Romney, still reeling from three losses this week to Santorum in the midwest, gave a strong speech highlighting his conservative record as a successful businessman and governor of Massachusetts, which he called the "most liberal" state in the country.

His candidacy has been dogged by concerns he has changed his mind on important social conservative issues like abortion and same-sex marriage, and introduced health-care reform in Massachusetts that paved the way for Obama's health-care reform federally, which Republicans abhor.

"I fought against long odds in a deep blue state, but I was a severely conservative Republican governor," Romney said. "I have been on the front lines and I expect to be on the front lines again.

"I did things conservatism is designed for -- I started new businesses and turned around broken ones, and I am not ashamed to say that I was very successful at it," Romney told crowd, earning him a standing ovation. "I know conservatism because I have lived conservatism."

For Gingrich, his task at CPAC was significant. Since his big win in South Carolina last month, Santorum has had a series of wins that have pushed Gingrich to the sidelines and out of the spotlight in recent weeks.

He railed against not only Obama, but also the "Republican establishment" Friday, framing himself -- a member of Congress for more than 20 years -- as an outsider looking to "rebuild America, not manage its decay."

"The Washington and Wall St. establishment pile on top of me," he said, saying they were afraid of his "bold" ideas. "This campaign is a mortal threat to their grip on power.

"We need to teach the Republican establishment a lesson."

CPAC, now in it's 39th year, is one of the largest and most influential conservative gatherings in the country. It's lineup of speakers includes a who's who in conservative America. Former Alaska governor and Tea Party darling Sarah Palin will give the keynote address Saturday.
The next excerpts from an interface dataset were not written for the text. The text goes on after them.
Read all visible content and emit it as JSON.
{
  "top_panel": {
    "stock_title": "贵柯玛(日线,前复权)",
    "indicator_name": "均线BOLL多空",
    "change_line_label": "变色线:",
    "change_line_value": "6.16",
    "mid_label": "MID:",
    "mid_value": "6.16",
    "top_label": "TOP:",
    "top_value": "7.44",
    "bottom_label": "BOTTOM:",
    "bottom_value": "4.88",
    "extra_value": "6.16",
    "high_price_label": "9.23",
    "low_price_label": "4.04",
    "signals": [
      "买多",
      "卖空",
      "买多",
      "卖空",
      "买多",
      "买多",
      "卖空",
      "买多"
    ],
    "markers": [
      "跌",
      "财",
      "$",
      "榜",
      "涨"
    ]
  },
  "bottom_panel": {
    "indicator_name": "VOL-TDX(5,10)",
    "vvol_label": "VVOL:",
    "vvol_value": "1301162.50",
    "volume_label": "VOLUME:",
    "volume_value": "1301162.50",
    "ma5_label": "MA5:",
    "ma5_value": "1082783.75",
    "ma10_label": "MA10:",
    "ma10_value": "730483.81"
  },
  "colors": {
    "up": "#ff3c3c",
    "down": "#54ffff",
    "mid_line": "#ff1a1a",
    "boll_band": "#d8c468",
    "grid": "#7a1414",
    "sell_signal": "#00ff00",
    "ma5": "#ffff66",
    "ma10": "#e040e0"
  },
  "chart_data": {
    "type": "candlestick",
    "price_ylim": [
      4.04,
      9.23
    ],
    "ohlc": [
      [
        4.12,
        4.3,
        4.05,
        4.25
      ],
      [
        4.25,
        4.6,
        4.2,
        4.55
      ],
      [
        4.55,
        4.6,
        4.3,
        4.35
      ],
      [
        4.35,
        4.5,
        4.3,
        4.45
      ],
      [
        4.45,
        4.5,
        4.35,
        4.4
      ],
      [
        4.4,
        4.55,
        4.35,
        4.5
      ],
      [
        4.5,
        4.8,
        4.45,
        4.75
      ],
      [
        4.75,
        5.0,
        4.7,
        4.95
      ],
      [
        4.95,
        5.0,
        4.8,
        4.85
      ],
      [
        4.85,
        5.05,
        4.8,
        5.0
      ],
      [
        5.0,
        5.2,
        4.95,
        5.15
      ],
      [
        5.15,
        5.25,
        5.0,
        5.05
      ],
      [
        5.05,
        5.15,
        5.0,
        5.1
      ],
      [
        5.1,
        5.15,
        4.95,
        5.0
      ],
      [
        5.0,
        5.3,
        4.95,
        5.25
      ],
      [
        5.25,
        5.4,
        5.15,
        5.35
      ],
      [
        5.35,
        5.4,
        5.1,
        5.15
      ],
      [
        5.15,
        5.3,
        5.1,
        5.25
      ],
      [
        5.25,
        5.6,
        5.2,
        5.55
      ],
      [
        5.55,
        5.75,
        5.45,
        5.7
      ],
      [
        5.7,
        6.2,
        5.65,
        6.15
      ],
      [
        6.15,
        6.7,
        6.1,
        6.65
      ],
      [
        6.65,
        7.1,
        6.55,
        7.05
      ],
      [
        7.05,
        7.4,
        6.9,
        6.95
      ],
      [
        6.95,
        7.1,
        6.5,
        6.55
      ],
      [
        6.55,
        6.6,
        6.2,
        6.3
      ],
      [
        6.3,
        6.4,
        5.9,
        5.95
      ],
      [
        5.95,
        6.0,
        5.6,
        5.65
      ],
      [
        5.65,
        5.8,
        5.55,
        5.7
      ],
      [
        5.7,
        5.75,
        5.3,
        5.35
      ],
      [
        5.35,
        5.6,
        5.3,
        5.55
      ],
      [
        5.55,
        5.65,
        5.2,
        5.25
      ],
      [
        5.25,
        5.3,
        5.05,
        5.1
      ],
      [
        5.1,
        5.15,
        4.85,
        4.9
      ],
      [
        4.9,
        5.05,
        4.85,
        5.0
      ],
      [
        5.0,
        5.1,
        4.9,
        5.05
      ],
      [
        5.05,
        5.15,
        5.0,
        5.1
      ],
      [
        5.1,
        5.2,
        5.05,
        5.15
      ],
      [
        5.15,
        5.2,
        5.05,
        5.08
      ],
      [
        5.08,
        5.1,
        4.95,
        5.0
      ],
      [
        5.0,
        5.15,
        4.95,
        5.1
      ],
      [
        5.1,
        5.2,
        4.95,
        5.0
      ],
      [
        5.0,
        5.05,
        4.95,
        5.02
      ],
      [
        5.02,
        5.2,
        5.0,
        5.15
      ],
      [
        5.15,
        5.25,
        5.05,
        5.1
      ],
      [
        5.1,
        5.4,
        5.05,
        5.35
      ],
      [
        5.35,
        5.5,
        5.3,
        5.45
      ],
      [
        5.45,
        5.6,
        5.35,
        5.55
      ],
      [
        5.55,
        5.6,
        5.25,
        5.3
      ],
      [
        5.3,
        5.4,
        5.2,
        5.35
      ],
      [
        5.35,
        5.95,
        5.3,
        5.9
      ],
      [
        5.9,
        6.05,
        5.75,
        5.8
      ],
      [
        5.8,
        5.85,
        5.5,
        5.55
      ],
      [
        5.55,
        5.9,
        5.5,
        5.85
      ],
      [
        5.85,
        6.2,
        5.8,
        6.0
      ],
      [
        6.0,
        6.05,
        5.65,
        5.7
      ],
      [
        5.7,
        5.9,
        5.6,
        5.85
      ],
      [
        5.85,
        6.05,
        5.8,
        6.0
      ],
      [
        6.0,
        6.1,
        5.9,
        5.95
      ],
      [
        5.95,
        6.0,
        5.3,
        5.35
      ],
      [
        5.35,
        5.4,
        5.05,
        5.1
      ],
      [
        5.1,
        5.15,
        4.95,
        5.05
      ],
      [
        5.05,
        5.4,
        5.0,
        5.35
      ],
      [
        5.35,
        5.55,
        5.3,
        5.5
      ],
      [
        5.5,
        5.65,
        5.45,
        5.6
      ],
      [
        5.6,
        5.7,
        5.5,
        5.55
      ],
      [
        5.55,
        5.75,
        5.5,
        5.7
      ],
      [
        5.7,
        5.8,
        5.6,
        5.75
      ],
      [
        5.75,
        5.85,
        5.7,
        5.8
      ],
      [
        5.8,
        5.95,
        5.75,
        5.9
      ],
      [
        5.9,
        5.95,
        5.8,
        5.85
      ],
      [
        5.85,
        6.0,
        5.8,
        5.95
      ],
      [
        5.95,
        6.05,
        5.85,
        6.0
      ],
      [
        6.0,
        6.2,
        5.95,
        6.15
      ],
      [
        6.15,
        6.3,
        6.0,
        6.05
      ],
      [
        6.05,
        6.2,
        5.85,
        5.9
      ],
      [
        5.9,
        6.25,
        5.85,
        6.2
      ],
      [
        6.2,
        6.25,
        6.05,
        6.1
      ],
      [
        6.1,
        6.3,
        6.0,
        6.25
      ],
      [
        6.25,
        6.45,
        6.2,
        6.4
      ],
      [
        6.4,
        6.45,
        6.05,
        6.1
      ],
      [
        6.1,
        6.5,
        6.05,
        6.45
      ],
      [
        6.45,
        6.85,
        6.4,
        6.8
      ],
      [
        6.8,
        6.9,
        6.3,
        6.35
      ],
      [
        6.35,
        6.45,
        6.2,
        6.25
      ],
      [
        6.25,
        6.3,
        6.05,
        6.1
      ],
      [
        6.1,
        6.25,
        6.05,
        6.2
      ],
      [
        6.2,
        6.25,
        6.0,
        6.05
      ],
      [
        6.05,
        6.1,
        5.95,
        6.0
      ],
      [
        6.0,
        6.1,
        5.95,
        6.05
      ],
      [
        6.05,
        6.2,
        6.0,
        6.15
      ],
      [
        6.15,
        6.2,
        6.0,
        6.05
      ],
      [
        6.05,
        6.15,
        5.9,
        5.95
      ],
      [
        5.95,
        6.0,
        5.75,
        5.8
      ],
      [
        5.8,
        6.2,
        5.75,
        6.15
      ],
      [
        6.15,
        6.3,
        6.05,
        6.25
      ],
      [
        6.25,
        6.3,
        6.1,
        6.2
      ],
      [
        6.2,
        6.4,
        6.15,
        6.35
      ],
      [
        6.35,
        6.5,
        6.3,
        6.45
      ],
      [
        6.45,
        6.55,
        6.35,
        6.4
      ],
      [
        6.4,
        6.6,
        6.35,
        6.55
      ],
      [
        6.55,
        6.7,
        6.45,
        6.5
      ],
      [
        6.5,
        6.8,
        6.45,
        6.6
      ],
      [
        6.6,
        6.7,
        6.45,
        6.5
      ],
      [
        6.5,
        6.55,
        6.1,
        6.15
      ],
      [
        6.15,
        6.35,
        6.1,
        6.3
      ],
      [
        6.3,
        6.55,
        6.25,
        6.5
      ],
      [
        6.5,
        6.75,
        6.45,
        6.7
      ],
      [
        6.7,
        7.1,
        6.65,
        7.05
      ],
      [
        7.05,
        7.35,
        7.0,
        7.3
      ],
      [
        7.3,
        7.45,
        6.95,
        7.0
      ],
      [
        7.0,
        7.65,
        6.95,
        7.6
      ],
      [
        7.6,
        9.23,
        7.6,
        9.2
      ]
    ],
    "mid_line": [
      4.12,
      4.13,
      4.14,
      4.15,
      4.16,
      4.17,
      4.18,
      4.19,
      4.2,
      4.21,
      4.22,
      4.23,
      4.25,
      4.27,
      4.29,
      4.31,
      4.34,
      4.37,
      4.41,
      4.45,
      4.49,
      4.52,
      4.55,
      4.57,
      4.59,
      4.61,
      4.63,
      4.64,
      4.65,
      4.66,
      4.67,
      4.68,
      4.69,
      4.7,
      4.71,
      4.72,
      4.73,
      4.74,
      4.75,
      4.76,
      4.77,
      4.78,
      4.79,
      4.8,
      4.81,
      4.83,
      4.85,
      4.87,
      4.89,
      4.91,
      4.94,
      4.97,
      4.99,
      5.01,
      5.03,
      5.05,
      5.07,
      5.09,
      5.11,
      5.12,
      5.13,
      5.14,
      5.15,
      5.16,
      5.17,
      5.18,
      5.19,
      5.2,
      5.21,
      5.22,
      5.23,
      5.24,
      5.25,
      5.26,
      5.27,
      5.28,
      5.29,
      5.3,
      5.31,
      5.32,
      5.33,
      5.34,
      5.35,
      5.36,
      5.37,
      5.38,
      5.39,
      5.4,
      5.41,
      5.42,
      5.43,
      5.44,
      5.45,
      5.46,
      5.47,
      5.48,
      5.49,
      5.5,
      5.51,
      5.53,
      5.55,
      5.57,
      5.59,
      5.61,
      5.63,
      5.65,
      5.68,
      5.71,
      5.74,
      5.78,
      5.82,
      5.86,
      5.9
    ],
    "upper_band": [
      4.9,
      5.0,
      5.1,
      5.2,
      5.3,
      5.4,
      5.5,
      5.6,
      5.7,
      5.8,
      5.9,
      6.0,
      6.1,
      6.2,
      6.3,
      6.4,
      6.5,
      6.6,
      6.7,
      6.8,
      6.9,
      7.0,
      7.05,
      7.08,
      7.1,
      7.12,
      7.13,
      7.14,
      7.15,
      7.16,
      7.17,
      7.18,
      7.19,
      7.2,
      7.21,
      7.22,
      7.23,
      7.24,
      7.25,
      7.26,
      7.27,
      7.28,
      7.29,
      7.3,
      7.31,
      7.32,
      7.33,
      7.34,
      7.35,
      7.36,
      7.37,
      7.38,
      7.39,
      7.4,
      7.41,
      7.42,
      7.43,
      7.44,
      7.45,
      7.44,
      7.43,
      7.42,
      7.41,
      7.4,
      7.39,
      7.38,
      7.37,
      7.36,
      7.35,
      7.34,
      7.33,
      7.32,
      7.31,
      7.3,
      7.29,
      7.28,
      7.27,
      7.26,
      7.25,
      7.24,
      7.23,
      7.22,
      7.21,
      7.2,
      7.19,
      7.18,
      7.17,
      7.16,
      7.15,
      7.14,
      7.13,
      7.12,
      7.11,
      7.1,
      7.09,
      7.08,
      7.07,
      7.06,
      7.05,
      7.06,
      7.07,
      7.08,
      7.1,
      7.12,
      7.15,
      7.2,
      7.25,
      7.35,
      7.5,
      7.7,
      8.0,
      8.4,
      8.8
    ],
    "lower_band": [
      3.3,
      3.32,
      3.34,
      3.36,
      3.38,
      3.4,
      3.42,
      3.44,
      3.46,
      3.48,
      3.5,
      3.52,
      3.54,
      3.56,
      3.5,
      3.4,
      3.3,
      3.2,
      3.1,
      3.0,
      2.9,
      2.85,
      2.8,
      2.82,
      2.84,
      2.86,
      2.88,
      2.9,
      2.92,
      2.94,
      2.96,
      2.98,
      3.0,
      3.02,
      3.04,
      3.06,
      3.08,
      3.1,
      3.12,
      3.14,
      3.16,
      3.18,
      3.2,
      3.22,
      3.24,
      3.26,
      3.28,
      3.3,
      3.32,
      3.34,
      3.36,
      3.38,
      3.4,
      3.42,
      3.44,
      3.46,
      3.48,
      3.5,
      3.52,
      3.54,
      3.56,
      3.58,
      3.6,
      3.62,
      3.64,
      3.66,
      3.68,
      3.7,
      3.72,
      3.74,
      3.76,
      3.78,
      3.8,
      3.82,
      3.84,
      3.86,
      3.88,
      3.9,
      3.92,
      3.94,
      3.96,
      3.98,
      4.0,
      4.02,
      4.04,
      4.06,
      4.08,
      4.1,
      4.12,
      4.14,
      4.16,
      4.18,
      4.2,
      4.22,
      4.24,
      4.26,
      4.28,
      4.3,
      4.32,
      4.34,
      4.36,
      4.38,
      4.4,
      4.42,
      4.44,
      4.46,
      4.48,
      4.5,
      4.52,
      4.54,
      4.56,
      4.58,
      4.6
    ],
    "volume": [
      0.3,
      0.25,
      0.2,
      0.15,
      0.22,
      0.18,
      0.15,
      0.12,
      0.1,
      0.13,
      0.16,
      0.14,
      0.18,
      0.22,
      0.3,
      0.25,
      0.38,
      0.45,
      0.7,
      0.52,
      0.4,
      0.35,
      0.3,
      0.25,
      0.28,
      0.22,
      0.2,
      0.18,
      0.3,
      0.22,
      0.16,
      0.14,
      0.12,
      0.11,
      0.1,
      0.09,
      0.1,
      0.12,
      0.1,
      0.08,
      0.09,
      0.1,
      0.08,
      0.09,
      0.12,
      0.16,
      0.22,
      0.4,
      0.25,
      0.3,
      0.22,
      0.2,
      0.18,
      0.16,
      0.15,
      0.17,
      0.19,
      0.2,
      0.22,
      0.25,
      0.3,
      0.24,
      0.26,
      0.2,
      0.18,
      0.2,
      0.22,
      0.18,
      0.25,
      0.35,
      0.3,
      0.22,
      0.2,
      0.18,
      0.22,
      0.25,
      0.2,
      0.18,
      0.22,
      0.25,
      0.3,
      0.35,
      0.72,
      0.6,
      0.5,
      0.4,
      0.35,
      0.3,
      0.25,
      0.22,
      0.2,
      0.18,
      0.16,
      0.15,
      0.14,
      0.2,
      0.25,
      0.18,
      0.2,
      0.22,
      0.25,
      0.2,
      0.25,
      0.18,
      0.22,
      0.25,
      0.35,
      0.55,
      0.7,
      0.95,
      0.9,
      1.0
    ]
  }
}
Ron Paul is not attending the conference, opting instead to campaign in Maine ahead of that state's week-long caucuses that wrap up Saturday.